Are employment or disability settlements occurring during the marriage marital property?


Probably not, to the extent the settlement covers post-divorce loss of earnings. However, there may be arguments if there is a lump sum settlement awarded during the marriage.

Generally, an ex-spouse’s earnings after divorce are not marital property, and benefits compensating for loss of those earnings are not subject to division. This theory relies on a case concerning a workers’ comp permanent disability award, in which the Colorado Court of Appeals ruled that since such an award compensates for future loss of earning capacity, a husband’s pending claim for permanent disability benefits is marital property only to the extent it compensates for lost marital wages or for medical care and other related expenses incurred during the marriage. Other cases concerning workers’ comp or disability benefits have followed suit, using the “analytical method” to separate out what represents marital income and what is future income.

By way of analogy, to the extent an employment dispute settlement package compensates for post-marital lost wages, such settlement is not subject to division even if the settlement itself occurred during the marriage.

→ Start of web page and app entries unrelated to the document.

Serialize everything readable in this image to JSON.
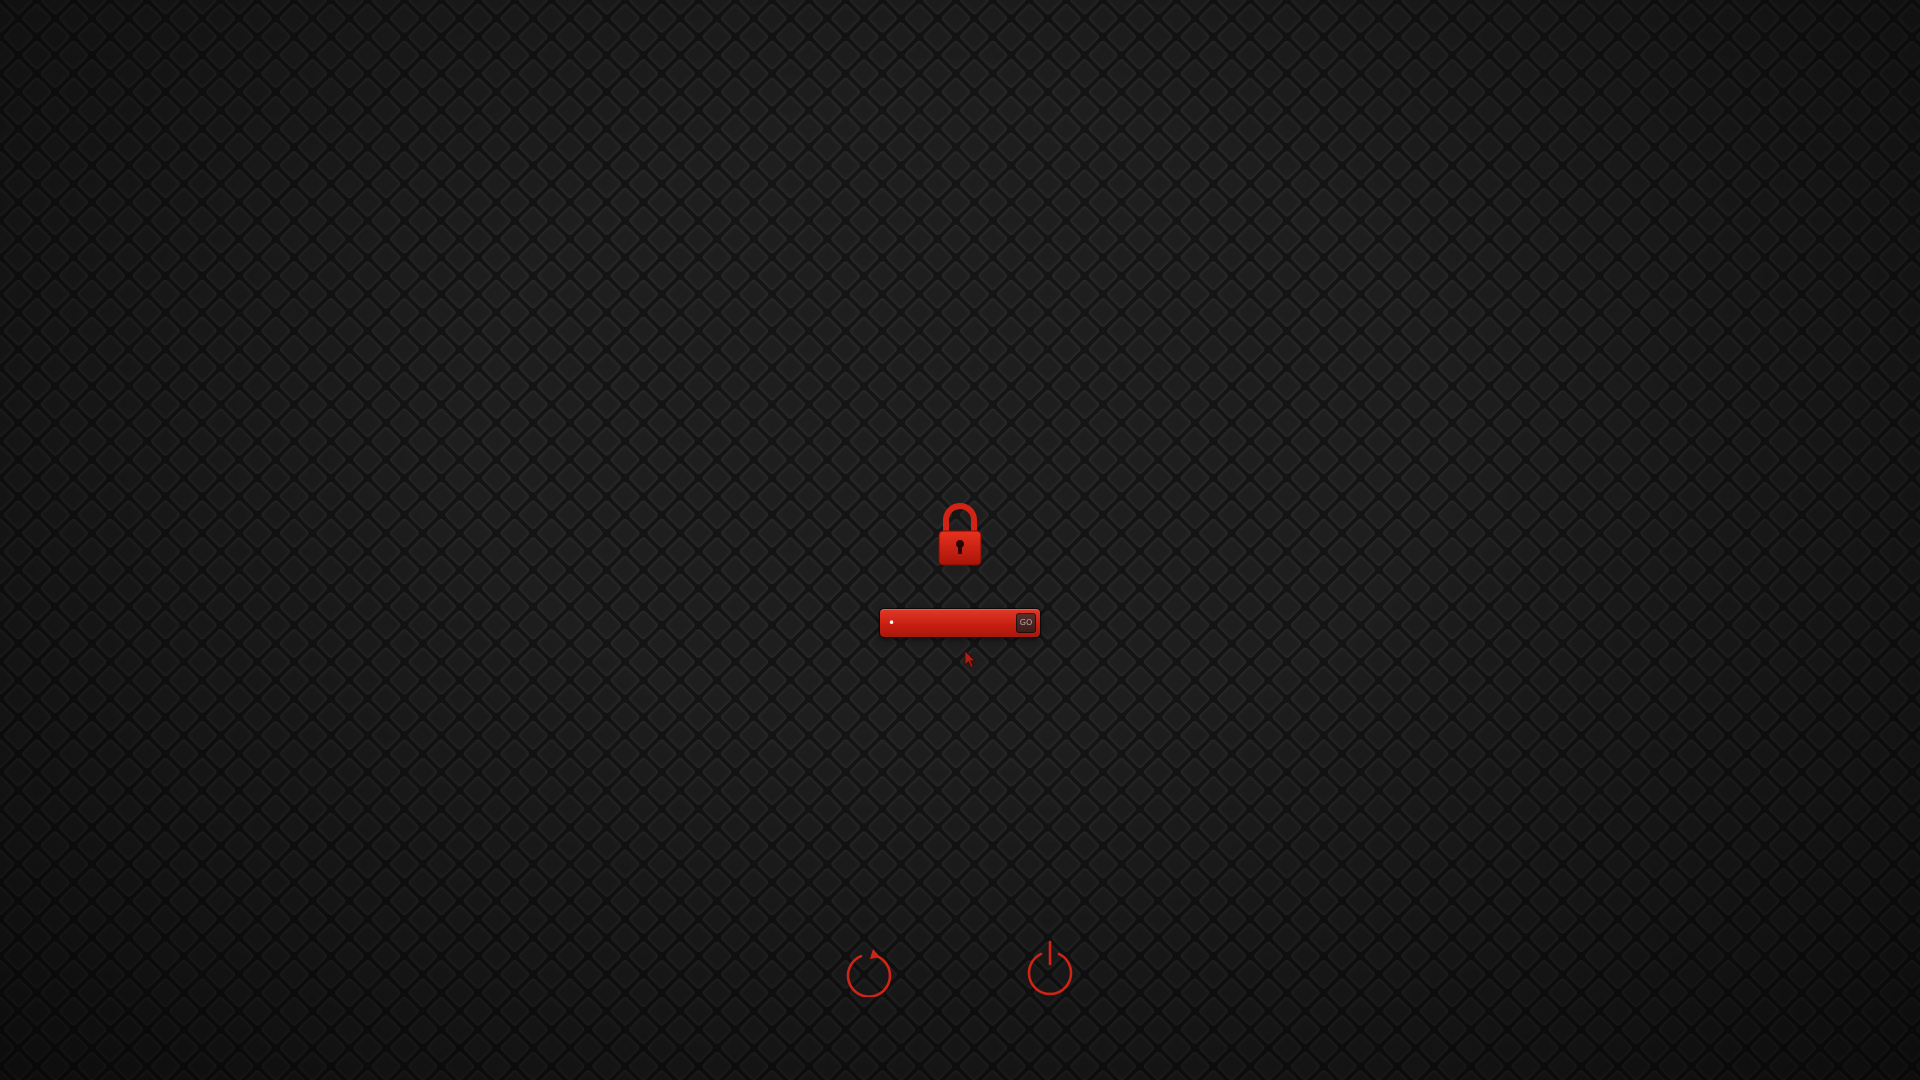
{
  "lock_screen": {
    "lock_icon": "padlock-icon",
    "accent_color": "#d42616",
    "password": {
      "value": "•",
      "placeholder": "",
      "submit_label": "GO"
    },
    "restart": {
      "icon": "restart-icon"
    },
    "shutdown": {
      "icon": "power-icon"
    }
  }
}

However, if a settlement is pending or awarded during the marriage, it could be considered marital income or a marital asset. For example, if a spouse has an unliquidated workers’ compensation claim pending on the date of dissolution, The Court of Appeals has ruled that a trial court may reserve jurisdiction to apportion the marital interest “upon receipt of the award.”


Under current case law, a final or pending employment settlement, similar to a workers’ comp award that is pending or has been issued, should be viewed under the “analytical approach” that allocates any proceeds meant to compensate for future lost earnings to the earning spouse, and thus allocate the settlement to the employee. It should be noted, of course, that the earner’s future wage replacement could be considered by a court in determining his ability to pay maintenance and/or child support.


“Family Law Q+A” is meant to entertain and generally inform readers about interesting issues in Colorado family law.  Nothing in this blog post represents legal advice or creates an attorney-client relationship.  The views here do not represent the formal legal opinions of Carrigan Law, LLC.  Furthermore, the law is constantly changing, so any particular discussion of a legal issue may presently be outdated or erroneous.  Readers are directed to contact a Colorado family law attorney regarding the specifics of any case.